|Making of Roof Flashing - Course: Timberwork techniques. Trainees' handbook of lessons (Institut für Berufliche Entwicklung, 15 p.)|
There are three types of roof flashings which can already be provided for in the distance of the roof structure or be made in the course of maintenance work of the building.
Types of roof flashings
(1) eaves flashing,
(2) verge flashing,
(3) extended verge flashing,
(4) extended verge flashing and eaves flashing
The verge flashing
Verge flashing is the projection of the roof boards or battens of a building the roof faces of which are bordered by verge lines.
Bordering of roof faces
(1) top view, (2) front view
1 eaves line of main roof (hip roof), 2 eaves line of gable roof, 3 ridge line of hip roof, 4 ridge line of gable roof, 5 verge line of gable roof, 6 eaves line of hip (hip roof), 7 arris line of hip roof, 8 outside edge of containing wall (hip roof), 9 outside edge of containing wall (gable roof)
The projection of the roof boards or battens at the gable of a building should be within 150 mm to 200 mm. If roof boards are used for fixing the roofing (roofing felt, roofing slate, shingles), they are to be stabilized at the verge flashing.
Verge flashing design
1 roof boards, 2 eaves board, 3 verge rafter (roof rafter at the gable), 4 intermediate rafter, 5 verge board, 6 nailing on roof rafter, 7 nailing of verge board a) projecting length of nail, d) diameter of nail shank, 1 nail length
For stabilization, a board of adequate width (= 120 mm) is nailed under the projecting roof boards. The stabilizing board must be flush at the verge. It is fixed with nails which penetrate the roof boards and the verge board and are at least 5 mm longer. The nails are driven in from above (roof boards) and staggered at an adequate distance from the edge of the verge board.
The nail end penetrating from the verge board is to be clinched with the grain.
Why must the nail be driven in from
Why is the penetrating end of the nail clinched with the
Why are the nails driven in staggered arrangement at an adequate
distance from the edge of the verge
If the verge flashing is not stabilized, the roofing may tear and rain water can penetrate the roofing.
In case of slated roofs the slates may loosen and leave gaps in the roofing.
What will happen when gaps are in the
To prevent the wind from driving rain water over the verge flashing, which would leave traces of the dirty dripping water on the surface of the gable, a wind plate is fixed along the verge.
Wind plate at verge flashing
1 verge rafter, 2 verge board, 3 roof boards, 4 roofing felt (first layer), 5 roofing nail, 6 wind plate, 7 roofing felt (second layer, pasted)
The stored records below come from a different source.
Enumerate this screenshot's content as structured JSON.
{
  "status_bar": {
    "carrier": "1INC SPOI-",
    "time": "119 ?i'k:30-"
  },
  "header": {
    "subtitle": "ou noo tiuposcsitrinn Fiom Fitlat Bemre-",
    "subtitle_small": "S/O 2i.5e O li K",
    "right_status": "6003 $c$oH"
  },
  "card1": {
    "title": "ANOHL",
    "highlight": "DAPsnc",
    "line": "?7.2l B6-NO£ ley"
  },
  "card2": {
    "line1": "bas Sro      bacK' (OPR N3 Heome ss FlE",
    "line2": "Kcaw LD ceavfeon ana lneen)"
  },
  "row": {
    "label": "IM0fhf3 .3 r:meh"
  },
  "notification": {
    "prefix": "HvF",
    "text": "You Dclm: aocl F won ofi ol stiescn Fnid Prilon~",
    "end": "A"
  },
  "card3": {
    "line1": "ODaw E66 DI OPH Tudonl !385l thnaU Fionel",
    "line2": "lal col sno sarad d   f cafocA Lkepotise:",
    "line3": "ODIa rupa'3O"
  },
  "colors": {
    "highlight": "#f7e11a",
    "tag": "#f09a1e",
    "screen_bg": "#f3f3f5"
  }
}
The wind plate is nailed on the first layer of roofing felt. It must be made of non-rusting material! If the roofing consists of tiles, the roof battens must also be stabilized at the verge flashing. To prevent the wind from lifting the roofing tiles, the width of the verge board and the projection of the roof battens should be of equal size!
The extended verge flashing
An extended verge flashing can be relatively easy provided for when a new roof structure is to be built.
Extended verge flashing with eaves flashing
1 roof boards (roof boarding), 2 verge rafter, 3 inferior purlin, 4 ridge purlin, 5 brace (supporting the cantilever)
It can only be designed with a purlin roof with simple or multiple standing roof truss.
The verge rafters are supported by the purlins which are designed as cantilever and have to be calculated statically. An extended verge flashing to be made in the course of maintenance or reconstruction work would involve a lot of manual work and material.
The eaves flashing
Each roof face must have an eaves flashing.
It can be designed with both the (rafter) couple roof and the purlin roof.
(1) eaves flashing of couple roof (rafter roof)
(2) eaves flashing of purlin roof
1 eaves board, 2 roof boards, 3 roof rafter, 4 wooden beam, 5 chantlate, 6 inferior purlin, 7 beam bearing
The structural design is different. The eaves flashing, if to be designed with new roof structures, can be made with couple or purlin roofs in the course of joining or, if to be designed in the scourse of maintenance work, with existing purlin roofs. The length of the eaves flashing is limited because of lifting wind forces to be expected. On the other hand, it must also match the architectural design of the roof structure of the building and the roof design of surrounding buildings as well.
A low facade with long eaves flashing, for example, would make a building look compressed and plain.
Also, a long eaves flashing would affect the natural incidence of light through the windows of the rooms and have an unpleasant effect on the atmosphere of the rooms.
Long eaves flashing